--- PROVIDED ENTRIES ---
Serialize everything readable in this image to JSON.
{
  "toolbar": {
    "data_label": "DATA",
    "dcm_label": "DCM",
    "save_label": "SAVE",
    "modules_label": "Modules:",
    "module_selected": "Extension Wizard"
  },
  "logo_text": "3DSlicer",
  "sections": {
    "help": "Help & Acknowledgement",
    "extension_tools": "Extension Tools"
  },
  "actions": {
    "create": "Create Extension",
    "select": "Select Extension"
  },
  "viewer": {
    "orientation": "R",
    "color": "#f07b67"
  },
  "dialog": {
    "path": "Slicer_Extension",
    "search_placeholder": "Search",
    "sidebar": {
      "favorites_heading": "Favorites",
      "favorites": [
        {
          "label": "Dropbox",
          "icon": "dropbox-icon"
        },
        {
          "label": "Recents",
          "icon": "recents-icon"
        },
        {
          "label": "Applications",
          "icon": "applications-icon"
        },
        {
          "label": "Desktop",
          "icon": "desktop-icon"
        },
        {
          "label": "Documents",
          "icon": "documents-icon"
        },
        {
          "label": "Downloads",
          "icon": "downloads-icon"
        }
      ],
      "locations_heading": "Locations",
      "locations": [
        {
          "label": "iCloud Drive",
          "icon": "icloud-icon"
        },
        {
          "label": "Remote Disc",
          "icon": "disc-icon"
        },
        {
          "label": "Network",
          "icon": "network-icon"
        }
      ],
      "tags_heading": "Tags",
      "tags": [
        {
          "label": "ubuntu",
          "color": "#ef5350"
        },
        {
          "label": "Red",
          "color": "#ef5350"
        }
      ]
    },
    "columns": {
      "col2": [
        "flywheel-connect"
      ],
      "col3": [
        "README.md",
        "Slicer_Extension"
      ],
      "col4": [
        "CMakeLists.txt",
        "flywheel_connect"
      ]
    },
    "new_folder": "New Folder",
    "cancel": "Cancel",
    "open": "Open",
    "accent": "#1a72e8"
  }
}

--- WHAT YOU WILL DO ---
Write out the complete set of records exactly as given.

--- TASK RESPONSE ---
Serialize everything readable in this image to JSON.
{
  "toolbar": {
    "data_label": "DATA",
    "dcm_label": "DCM",
    "save_label": "SAVE",
    "modules_label": "Modules:",
    "module_selected": "Extension Wizard"
  },
  "logo_text": "3DSlicer",
  "sections": {
    "help": "Help & Acknowledgement",
    "extension_tools": "Extension Tools"
  },
  "actions": {
    "create": "Create Extension",
    "select": "Select Extension"
  },
  "viewer": {
    "orientation": "R",
    "color": "#f07b67"
  },
  "dialog": {
    "path": "Slicer_Extension",
    "search_placeholder": "Search",
    "sidebar": {
      "favorites_heading": "Favorites",
      "favorites": [
        {
          "label": "Dropbox",
          "icon": "dropbox-icon"
        },
        {
          "label": "Recents",
          "icon": "recents-icon"
        },
        {
          "label": "Applications",
          "icon": "applications-icon"
        },
        {
          "label": "Desktop",
          "icon": "desktop-icon"
        },
        {
          "label": "Documents",
          "icon": "documents-icon"
        },
        {
          "label": "Downloads",
          "icon": "downloads-icon"
        }
      ],
      "locations_heading": "Locations",
      "locations": [
        {
          "label": "iCloud Drive",
          "icon": "icloud-icon"
        },
        {
          "label": "Remote Disc",
          "icon": "disc-icon"
        },
        {
          "label": "Network",
          "icon": "network-icon"
        }
      ],
      "tags_heading": "Tags",
      "tags": [
        {
          "label": "ubuntu",
          "color": "#ef5350"
        },
        {
          "label": "Red",
          "color": "#ef5350"
        }
      ]
    },
    "columns": {
      "col2": [
        "flywheel-connect"
      ],
      "col3": [
        "README.md",
        "Slicer_Extension"
      ],
      "col4": [
        "CMakeLists.txt",
        "flywheel_connect"
      ]
    },
    "new_folder": "New Folder",
    "cancel": "Cancel",
    "open": "Open",
    "accent": "#1a72e8"
  }
}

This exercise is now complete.